Thank you to Meg Johnson, C-7 quadriplegic, for sharing her blog post about her experience being pregnant with SPINALpedia!
What’s it like to be pregnant in a wheelchair?
No one has ever asked me this question, but maybe it has crossed your mind. I know that if I was able-bodied and met someone pregnant in a wheelchair, I’d want to ask. So I will answer the unasked question!
Being pregnant in a wheelchair:
No one ever asks me if I am pregnant. No one. I guess the sitting look is odd enough and the big belly just looks like, well, maybe a big belly.
If I offer the info and share that I am pregnant with someone I don’t know (met in grocery store, temple worker, etc.), the response is often a silent combination of confusion and disbelief.
I get light-headed a lot. I often have to stop moving and lean over my legs as much as my round belly will allow. I did black out twice during a speech once. I didn’t pass out and I could still hear myself speaking into the microphone so I just kept talking. No one knew!I have diminished lung capacity anyway so when the baby shoves her feet into my soft, squishy lungs she can take the breath right out of me. I can’t ‘stand up’ or move around a lot to try to get her to move so I’m left panicking and gasping for air. This has been the cause of several emergency pull-overs off the freeway.My doctors keep asking if I need a bigger wheelchair because of the weight they expected me to gain. So far, so good…The baby’s movement can toss me around. When she moves inside me, it feels like someone has kicked my wheelchair. Once when I was sitting on the couch, she moved and I fell sideways onto my brother-in-law and his food.
Shoulder pain. I guess other moms get it in their hips and back.
The baby grows every day and so I change enough every day to not know exactly how to do a car/couch/bed transfer.
I can’t reach stuff off the floor.
I can’t close the dishwasher.
The dog sits on my pregnant belly, wondering, I’m sure, why “his” lap space is shrinking.
I guess that’s about it. All in all it’s been a pretty low-key, event-less experience. I once watched “Paralyzed and Pregnant,” a documentary on a pregnant paralyzed lady and she had tons of problems and was in the hospital a lot. So I expected to be a little more challenged. Definitely counting my blessings!
Well, actually I totally didn’t count any blessings in this post, I just listed the stuff that was harder. Hmm. So to make up for it, here’s a quick list:
1. My husband goes to every single doctor’s appointment with me. Best husband ever award.
2. He will let me decorate the baby’s room any way I want!
3. I have an awesome crib.
4. I haven’t had any horrific pains that have sent me to the ER.
5. The baby is growing normally!
6. I can still do most household chores.
7. I have many wonderful friends who’ve been loving and supportive.
8. I haven’t had to purchase a single outfit.
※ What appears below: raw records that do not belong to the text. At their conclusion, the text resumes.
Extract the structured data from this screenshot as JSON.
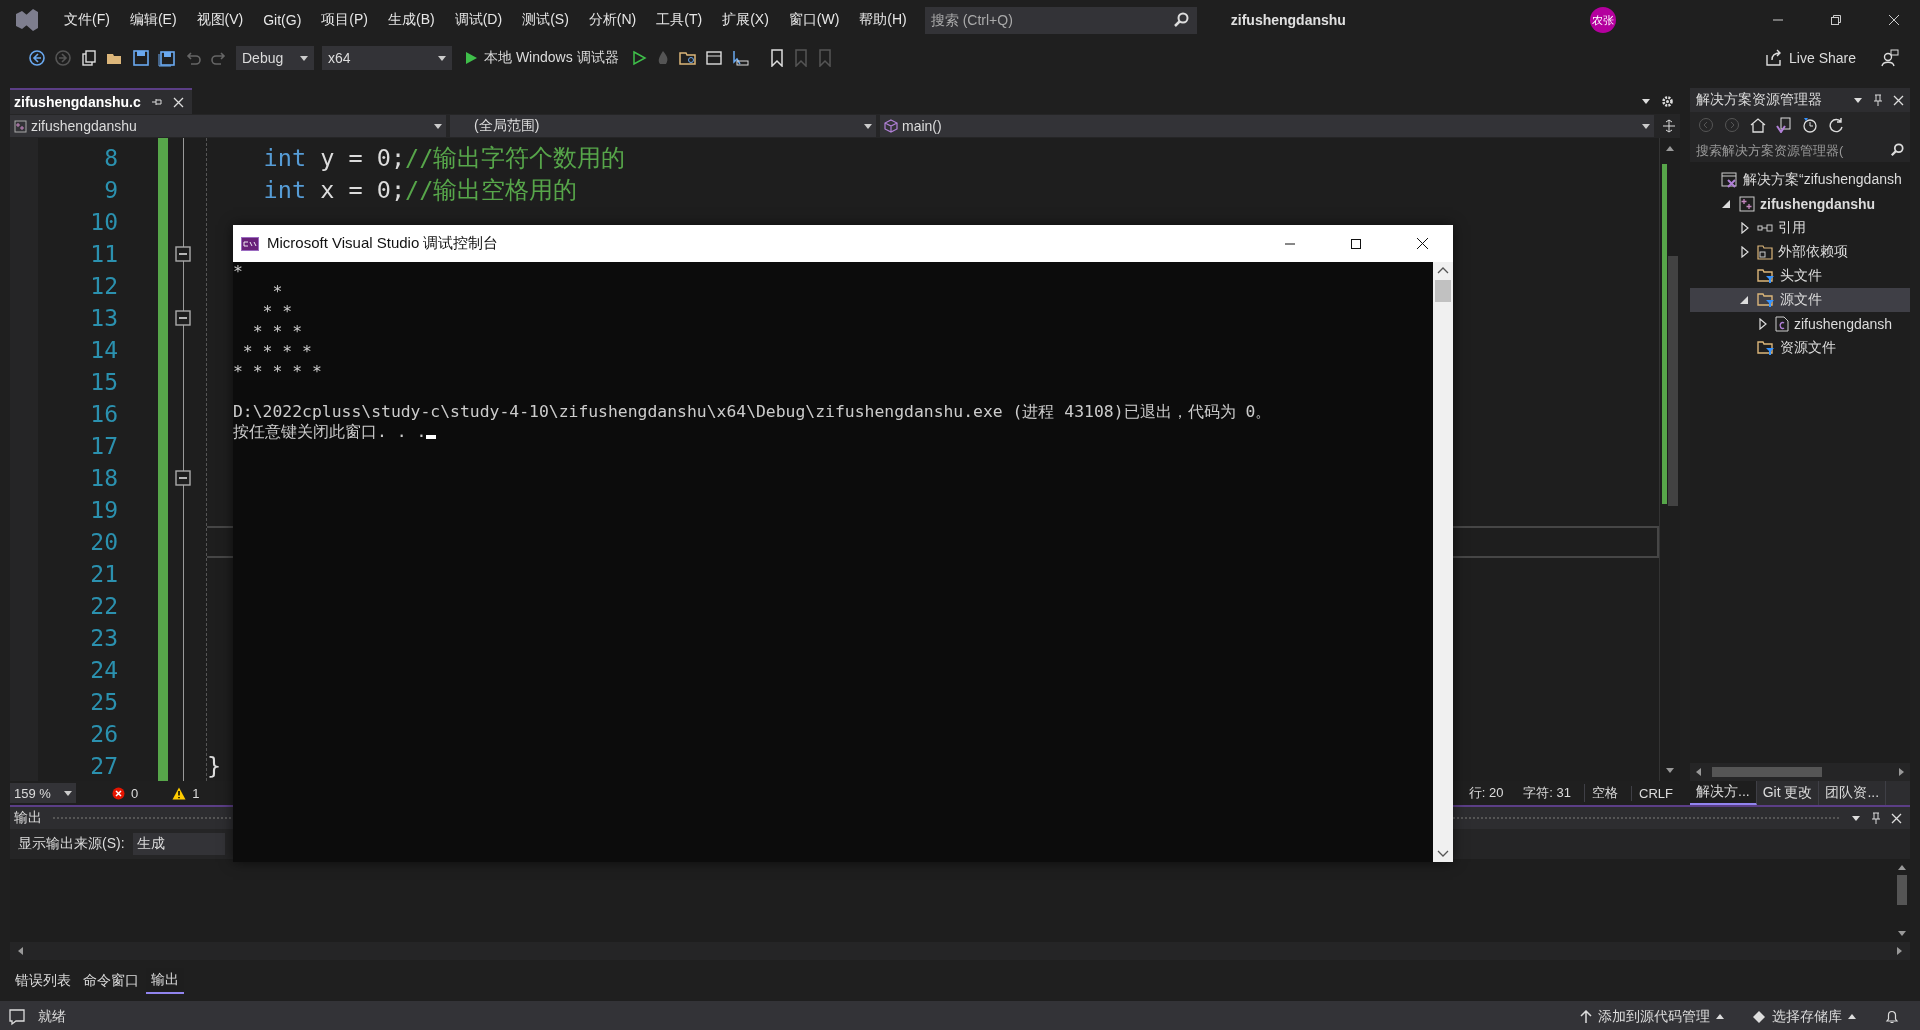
{
  "title_bar": {
    "menu": [
      "文件(F)",
      "编辑(E)",
      "视图(V)",
      "Git(G)",
      "项目(P)",
      "生成(B)",
      "调试(D)",
      "测试(S)",
      "分析(N)",
      "工具(T)",
      "扩展(X)",
      "窗口(W)",
      "帮助(H)"
    ],
    "search": {
      "placeholder": "搜索 (Ctrl+Q)"
    },
    "title": "zifushengdanshu",
    "avatar": "农张"
  },
  "toolbar": {
    "configuration": "Debug",
    "platform": "x64",
    "run": "本地 Windows 调试器",
    "live_share": "Live Share"
  },
  "document_tab": {
    "label": "zifushengdanshu.c"
  },
  "navigation_bar": {
    "project": "zifushengdanshu",
    "scope": "(全局范围)",
    "member": "main()"
  },
  "editor": {
    "lines": [
      {
        "number": "8",
        "fold": false,
        "current": false,
        "tokens": [
          {
            "kind": "keyword",
            "text": "    int"
          },
          {
            "kind": "plain",
            "text": " y = 0;"
          },
          {
            "kind": "comment",
            "text": "//输出字符个数用的"
          }
        ]
      },
      {
        "number": "9",
        "fold": false,
        "current": false,
        "tokens": [
          {
            "kind": "keyword",
            "text": "    int"
          },
          {
            "kind": "plain",
            "text": " x = 0;"
          },
          {
            "kind": "comment",
            "text": "//输出空格用的"
          }
        ]
      },
      {
        "number": "10",
        "fold": false,
        "current": false
      },
      {
        "number": "11",
        "fold": true,
        "current": false
      },
      {
        "number": "12",
        "fold": false,
        "current": false
      },
      {
        "number": "13",
        "fold": true,
        "current": false
      },
      {
        "number": "14",
        "fold": false,
        "current": false
      },
      {
        "number": "15",
        "fold": false,
        "current": false
      },
      {
        "number": "16",
        "fold": false,
        "current": false
      },
      {
        "number": "17",
        "fold": false,
        "current": false
      },
      {
        "number": "18",
        "fold": true,
        "current": false
      },
      {
        "number": "19",
        "fold": false,
        "current": false
      },
      {
        "number": "20",
        "fold": false,
        "current": true
      },
      {
        "number": "21",
        "fold": false,
        "current": false
      },
      {
        "number": "22",
        "fold": false,
        "current": false
      },
      {
        "number": "23",
        "fold": false,
        "current": false
      },
      {
        "number": "24",
        "fold": false,
        "current": false
      },
      {
        "number": "25",
        "fold": false,
        "current": false
      },
      {
        "number": "26",
        "fold": false,
        "current": false
      },
      {
        "number": "27",
        "fold": false,
        "current": false,
        "tokens": [
          {
            "kind": "plain",
            "text": "}"
          }
        ]
      }
    ]
  },
  "editor_status": {
    "zoom": "159 %",
    "errors": "0",
    "warnings": "1",
    "line": "行: 20",
    "column": "字符: 31",
    "indent": "空格",
    "line_ending": "CRLF"
  },
  "solution_explorer": {
    "title": "解决方案资源管理器",
    "search": {
      "placeholder": "搜索解决方案资源管理器("
    },
    "tree": [
      {
        "label": "解决方案“zifushengdansh",
        "kind": "solution",
        "selected": false,
        "children": [
          {
            "label": "zifushengdanshu",
            "kind": "project",
            "expanded": true,
            "selected": false,
            "children": [
              {
                "label": "引用",
                "kind": "references",
                "expanded": false,
                "selected": false
              },
              {
                "label": "外部依赖项",
                "kind": "dependencies",
                "expanded": false,
                "selected": false
              },
              {
                "label": "头文件",
                "kind": "folder",
                "selected": false
              },
              {
                "label": "源文件",
                "kind": "folder",
                "expanded": true,
                "selected": true,
                "children": [
                  {
                    "label": "zifushengdansh",
                    "kind": "file",
                    "expanded": false,
                    "selected": false
                  }
                ]
              },
              {
                "label": "资源文件",
                "kind": "folder",
                "selected": false
              }
            ]
          }
        ]
      }
    ],
    "tabs": [
      {
        "label": "解决方...",
        "selected": true
      },
      {
        "label": "Git 更改",
        "selected": false
      },
      {
        "label": "团队资...",
        "selected": false
      }
    ]
  },
  "output": {
    "title": "输出",
    "source_label": "显示输出来源(S):",
    "source": "生成"
  },
  "bottom_tabs": [
    {
      "label": "错误列表",
      "selected": false
    },
    {
      "label": "命令窗口",
      "selected": false
    },
    {
      "label": "输出",
      "selected": true
    }
  ],
  "status_bar": {
    "ready": "就绪",
    "source_control": "添加到源代码管理",
    "repository": "选择存储库"
  },
  "console": {
    "title": "Microsoft Visual Studio 调试控制台",
    "program_output": "*\n    *\n   * *\n  * * *\n * * * *\n* * * * *",
    "messages": [
      "D:\\2022cpluss\\study-c\\study-4-10\\zifushengdanshu\\x64\\Debug\\zifushengdanshu.exe (进程 43108)已退出，代码为 0。",
      "按任意键关闭此窗口. . ."
    ]
  }
}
I’ve been given lots and lots of cute baby clothes!
9. “Nesting” has been fun with my husband. He works harder and faster than 4 regular people, it’s crazy.
10. My husband likes my round tummy, which helps me feel less plump.
Adapted from www.megjohnsonspeaks.com:
Meg Johnson is a motivational speaker, author, artist, teacher, non-profit founder, and extreme tuna fish eater. She always wanted to be a motivational speaker but after taking a few courses in college she dropped out because she simply “wasn’t passionate enough about anything” to speak about it. Fast forward a few years, Meg found herself at the bottom of a 40 foot cliff in St. George, Utah. Meg’s broken neck rendered her a C-7 quadriplegic. Though Meg lost most of her abilities, she found her passion as she struggles to keep moving forward despite her inability to walk. Meg now speaks on her motto, which, she says, is applicable for people of all abilities: When life gets too hard to stand, just keep on rollin’!
Blog reprinted with permission from: http://www.megjohnsonspeaks.com/1/post/2013/09/whats-it-like-to-be-pregnant-in-a-wheelchair.html